→ **INSTRUCTIONS FOR THE TASK**
Tally up the lines below containing the string "DESKTOP", then write the number alone.

--- SOURCE INFORMATION ---

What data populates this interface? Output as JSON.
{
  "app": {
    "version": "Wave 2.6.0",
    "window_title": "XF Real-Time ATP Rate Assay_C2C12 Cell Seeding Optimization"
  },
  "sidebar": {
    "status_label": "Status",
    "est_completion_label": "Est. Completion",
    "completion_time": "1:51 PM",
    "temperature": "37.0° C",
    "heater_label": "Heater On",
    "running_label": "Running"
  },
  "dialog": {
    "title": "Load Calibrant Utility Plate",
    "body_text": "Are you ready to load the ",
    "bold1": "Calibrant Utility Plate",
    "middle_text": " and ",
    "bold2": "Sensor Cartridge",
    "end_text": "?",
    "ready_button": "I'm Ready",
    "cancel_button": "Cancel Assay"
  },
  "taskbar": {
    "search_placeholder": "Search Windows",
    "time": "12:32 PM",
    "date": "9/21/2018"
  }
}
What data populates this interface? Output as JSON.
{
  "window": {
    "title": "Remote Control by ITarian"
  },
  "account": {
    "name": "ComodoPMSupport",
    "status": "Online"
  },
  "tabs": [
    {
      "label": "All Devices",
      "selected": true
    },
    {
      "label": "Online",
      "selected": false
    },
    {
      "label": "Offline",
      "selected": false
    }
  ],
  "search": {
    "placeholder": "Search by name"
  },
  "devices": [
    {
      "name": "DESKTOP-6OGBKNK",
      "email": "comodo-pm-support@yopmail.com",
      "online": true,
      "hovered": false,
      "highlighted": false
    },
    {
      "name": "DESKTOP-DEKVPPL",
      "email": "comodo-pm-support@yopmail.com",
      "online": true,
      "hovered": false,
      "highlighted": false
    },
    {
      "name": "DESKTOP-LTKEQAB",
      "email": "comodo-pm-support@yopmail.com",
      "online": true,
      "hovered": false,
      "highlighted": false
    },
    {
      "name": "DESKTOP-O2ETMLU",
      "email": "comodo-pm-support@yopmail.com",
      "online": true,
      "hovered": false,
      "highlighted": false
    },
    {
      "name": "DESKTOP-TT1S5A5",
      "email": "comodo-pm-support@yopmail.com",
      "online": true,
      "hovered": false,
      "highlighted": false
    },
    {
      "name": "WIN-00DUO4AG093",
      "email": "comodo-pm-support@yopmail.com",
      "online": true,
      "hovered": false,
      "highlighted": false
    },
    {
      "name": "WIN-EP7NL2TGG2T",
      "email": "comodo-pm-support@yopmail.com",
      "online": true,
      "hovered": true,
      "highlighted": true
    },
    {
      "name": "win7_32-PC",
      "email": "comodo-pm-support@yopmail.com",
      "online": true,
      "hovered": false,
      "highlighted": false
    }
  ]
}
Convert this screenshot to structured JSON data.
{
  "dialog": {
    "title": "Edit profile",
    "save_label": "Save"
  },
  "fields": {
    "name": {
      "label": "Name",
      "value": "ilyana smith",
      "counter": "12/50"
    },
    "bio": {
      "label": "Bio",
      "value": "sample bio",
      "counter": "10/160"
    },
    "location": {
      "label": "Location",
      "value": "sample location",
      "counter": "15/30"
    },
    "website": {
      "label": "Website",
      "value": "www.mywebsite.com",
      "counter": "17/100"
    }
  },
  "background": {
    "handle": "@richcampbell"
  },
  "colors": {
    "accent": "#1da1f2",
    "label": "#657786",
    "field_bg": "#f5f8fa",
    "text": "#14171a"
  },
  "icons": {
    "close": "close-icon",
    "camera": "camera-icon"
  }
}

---

→ **ANSWER TO THIS PROBLEM**
5